The Customizing Competency Models Through Convening Guide also helps you prepare to engage with employers to define competencies and develop training.  The guide provides a variety of resources, ready-to-use tools, and examples of successful regional partnerships to help as you engage in the process of convening partners to customize a competency model.

If you are interested in learning more about competency models and connecting with others in the field, join the U.S. DOL Competency Model Peer Learning Group. The PLG is an opportunity to learn about the experiences of fellow workforce development practitioners while expanding your network and finding new resources.

Introducing the Revamped MFG Day PB-Wiki Resources Page II


Manufacturing Day and Month needs your help in collecting surveys! In 2018, 5,075 students went on industry tours during Manufacturing Day, but only 24% students completed and turned in their surveys. During Manufacturing Day and Month, FLATE collects data from surveys completed by students, teachers, and manufacturers. The Manufacturing Day surveys gives feedback on how industry tours can be improved and gives us an insight on what students think about manufacturing fields. In 2018, we saw how big of an impact the tours had on students when results showed that there was a 77% additional growth for students considering a career in advanced manufacturing after taking an industry tour. Some of the additional comments students wanted to share were, This was the most interesting field trip I have been on,” and, “I was happy to have the opportunity to go on this tour and I would like to receive a job at one of these manufacturing facilities once I reach the designated requirements.”

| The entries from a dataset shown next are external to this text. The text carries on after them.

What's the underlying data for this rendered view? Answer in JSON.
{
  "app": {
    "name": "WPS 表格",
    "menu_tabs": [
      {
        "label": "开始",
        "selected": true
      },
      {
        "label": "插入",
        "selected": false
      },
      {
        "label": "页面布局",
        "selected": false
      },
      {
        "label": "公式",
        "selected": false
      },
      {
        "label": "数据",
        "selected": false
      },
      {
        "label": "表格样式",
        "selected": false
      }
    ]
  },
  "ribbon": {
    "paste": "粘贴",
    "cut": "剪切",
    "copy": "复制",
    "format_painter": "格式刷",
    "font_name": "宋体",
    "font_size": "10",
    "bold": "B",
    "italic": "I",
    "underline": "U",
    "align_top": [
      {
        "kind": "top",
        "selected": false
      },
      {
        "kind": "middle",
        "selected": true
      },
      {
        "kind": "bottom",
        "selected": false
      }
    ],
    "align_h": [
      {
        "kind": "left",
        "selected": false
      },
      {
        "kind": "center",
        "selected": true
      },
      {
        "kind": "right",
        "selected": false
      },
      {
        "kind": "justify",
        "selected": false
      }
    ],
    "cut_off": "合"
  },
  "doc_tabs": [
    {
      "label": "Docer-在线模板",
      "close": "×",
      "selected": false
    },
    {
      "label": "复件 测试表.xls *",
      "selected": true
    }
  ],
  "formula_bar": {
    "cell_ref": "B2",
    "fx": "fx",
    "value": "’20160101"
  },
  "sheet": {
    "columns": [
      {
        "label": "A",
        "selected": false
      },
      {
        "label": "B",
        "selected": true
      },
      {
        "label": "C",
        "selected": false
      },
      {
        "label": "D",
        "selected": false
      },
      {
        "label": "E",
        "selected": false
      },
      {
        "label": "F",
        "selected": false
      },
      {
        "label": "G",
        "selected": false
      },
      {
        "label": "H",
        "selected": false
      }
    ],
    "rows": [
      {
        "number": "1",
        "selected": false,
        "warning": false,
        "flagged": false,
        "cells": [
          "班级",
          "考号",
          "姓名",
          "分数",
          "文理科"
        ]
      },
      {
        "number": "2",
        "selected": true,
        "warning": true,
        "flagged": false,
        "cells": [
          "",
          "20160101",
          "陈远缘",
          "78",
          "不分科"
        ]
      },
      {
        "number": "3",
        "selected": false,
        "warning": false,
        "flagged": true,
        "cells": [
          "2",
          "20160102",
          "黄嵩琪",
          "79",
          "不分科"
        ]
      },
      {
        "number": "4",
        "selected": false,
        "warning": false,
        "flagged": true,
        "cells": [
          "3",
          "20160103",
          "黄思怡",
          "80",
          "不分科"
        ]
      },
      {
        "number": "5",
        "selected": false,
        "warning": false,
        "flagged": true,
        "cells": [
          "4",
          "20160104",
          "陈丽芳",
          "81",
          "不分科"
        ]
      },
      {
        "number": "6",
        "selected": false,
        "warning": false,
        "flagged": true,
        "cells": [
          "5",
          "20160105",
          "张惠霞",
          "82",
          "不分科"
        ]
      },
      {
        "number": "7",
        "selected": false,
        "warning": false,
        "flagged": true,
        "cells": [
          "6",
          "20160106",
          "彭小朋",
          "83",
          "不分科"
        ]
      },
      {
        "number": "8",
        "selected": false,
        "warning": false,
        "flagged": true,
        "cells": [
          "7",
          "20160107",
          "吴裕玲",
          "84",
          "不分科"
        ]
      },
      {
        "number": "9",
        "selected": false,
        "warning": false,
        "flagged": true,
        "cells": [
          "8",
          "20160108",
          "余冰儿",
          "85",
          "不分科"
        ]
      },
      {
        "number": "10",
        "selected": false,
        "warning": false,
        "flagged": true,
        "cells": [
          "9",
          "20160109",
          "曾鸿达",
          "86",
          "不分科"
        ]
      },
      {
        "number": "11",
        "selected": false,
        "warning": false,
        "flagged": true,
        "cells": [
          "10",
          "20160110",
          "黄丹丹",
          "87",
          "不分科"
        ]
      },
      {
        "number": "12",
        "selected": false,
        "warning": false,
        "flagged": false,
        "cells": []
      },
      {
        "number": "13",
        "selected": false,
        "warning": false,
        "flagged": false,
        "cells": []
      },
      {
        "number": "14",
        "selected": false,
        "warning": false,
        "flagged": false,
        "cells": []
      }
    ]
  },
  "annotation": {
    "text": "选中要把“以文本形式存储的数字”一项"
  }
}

In addition, by completing the Post-Teacher and Parent Survey, we can learn more about how teachers prepared students for the tour, more information on the students, and receive detailed feedback on the impact the tour had on both students and teachers. For instance, in 2018 97% of teachers and parents were able to see how STEM subjects were put to work in high tech industries and 100% recommended that other students have an opportunity to take an industry tour.

We also would love to hear feedback from Manufacturers to learn more about the tour and the perspective of the industry. The Post Tour Host Survey will help us view the in-kind contributions, the effectiveness of Manufacturing Day student tours, and see any opportunities your facility offers to the next generation of workers.

How to Access and Return Post Tour Manufacturing Day Surveys
Visit http://flate.pbworks.com or search “FLATE Wiki” to visit FLATE’s PB Wiki Page and select the tour bus on the front page. You should see a banner with the Manufacturing Day logo at the top and, on the side, you will see a navigational bar. Select “MFG Day Surveys” and click on either the “Online survey” or the “Printable Survey”. If you choose to complete the survey by paper, please be sure to complete a “Cover Sheet” for each tour your students went on. For instance, if you took two different groups of students to SMT, you would need to complete a cover sheet for both of those tours. We recommend that you take the cover sheet with you on the tour so the tour guide can help you complete the “Industry” portion of the sheet. In addition, you can take the student surveys with you on the tour to ensure an allotted time to complete the survey. Online surveys can be accessed by a cell phone or computer by following the first steps above or visiting this link



Remember!! Online surveys are an eco-friendly and fast-paced way to turn in surveys and allows students to complete the survey at any time!

Paper surveys can be turned in at this location:
FLATE - HCC Brandon
10451 Nancy Watkins Dr.
Tampa, FL 33619

We’d love to hear everyone’s feedback on Manufacturing Day and Month, so please follow the links below to complete and share with your fellow tour adventurers!

Ready to host or take a tour? Then visit the Contact Page to contact your Regional Manufacturing Association or School Coordinator! For questions concerning the Manufacturing Day Resources Page, contact Elizabeth Duran (duran@fl-ate.org). To learn more about Manufacturing Day and Month in Florida, contact Marilyn Barger (barger@fl-ate.org)